Web page and app entries:
# # # #
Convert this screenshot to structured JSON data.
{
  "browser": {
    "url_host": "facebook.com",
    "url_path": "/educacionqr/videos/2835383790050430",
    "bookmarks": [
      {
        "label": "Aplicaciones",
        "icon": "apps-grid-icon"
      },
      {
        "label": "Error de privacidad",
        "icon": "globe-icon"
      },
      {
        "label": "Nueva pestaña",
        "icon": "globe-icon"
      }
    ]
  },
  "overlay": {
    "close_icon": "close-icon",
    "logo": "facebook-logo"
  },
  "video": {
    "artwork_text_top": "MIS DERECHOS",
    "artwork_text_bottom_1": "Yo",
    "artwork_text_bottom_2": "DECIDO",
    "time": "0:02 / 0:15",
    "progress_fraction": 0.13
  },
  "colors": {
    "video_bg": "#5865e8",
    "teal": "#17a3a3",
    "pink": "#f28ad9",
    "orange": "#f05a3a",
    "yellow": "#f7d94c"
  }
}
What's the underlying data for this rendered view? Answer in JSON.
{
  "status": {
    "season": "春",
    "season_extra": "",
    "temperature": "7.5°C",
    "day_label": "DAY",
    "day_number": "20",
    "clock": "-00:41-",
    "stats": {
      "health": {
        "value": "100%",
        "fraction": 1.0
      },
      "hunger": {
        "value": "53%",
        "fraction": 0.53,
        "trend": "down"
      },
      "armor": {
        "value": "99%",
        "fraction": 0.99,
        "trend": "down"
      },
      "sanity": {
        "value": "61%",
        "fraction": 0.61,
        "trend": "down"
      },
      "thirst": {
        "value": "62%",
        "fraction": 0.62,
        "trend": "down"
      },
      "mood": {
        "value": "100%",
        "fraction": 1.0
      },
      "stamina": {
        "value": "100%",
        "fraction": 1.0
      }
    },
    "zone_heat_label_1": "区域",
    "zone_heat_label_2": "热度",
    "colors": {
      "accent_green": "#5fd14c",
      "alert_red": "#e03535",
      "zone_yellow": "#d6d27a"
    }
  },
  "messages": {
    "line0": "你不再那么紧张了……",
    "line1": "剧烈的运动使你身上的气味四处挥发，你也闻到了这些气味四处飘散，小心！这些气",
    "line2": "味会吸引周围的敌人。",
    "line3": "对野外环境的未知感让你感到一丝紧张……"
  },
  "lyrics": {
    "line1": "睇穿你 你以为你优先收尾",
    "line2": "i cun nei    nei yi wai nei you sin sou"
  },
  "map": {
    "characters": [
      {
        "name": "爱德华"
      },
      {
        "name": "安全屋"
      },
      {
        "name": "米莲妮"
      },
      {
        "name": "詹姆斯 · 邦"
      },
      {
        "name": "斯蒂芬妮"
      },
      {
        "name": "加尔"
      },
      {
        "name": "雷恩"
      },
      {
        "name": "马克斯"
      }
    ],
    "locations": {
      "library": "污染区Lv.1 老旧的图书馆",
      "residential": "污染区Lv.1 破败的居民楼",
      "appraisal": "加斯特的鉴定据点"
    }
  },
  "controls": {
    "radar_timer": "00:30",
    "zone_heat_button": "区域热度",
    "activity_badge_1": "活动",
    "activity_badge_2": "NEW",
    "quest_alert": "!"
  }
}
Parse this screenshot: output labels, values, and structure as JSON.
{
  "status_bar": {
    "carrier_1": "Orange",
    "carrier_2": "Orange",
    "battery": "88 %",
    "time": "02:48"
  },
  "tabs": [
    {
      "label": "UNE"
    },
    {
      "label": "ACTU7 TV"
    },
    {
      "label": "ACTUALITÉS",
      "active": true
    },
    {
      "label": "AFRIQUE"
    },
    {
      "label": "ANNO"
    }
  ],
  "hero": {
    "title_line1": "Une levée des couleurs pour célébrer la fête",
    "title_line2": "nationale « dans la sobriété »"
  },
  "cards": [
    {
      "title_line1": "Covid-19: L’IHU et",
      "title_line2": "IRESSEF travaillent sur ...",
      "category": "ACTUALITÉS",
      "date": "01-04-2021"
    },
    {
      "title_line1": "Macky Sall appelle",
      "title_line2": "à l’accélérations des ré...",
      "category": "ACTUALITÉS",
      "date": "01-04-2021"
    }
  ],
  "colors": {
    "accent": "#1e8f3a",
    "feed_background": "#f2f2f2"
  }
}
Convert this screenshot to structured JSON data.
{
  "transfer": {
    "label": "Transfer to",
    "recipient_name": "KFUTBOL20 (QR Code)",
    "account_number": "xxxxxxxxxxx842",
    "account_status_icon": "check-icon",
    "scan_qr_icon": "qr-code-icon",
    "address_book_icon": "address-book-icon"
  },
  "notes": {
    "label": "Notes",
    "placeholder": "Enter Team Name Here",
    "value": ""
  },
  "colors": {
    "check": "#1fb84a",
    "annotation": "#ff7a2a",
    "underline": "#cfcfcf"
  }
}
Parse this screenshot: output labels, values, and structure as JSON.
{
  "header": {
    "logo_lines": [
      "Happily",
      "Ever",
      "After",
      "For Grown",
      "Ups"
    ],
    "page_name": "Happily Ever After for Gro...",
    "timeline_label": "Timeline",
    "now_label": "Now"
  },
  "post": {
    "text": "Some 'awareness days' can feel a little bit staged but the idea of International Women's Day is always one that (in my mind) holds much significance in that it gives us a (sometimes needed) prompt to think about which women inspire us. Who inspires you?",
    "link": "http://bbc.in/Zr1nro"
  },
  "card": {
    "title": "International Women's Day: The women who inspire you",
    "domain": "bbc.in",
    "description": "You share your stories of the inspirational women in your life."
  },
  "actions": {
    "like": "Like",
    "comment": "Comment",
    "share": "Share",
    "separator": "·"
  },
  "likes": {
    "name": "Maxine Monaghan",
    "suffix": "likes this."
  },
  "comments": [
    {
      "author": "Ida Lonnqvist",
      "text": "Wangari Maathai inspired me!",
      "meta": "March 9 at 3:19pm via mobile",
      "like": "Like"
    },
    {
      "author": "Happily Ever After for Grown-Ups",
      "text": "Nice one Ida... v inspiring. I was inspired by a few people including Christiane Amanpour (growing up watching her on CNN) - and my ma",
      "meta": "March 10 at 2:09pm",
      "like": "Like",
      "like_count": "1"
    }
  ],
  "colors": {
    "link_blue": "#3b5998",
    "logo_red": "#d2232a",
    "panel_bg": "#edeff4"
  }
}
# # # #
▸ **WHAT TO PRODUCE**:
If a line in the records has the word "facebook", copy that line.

▸ **RESPONSE TO THIS EXERCISE**:
    "url_host": "facebook.com",
    "logo": "facebook-logo"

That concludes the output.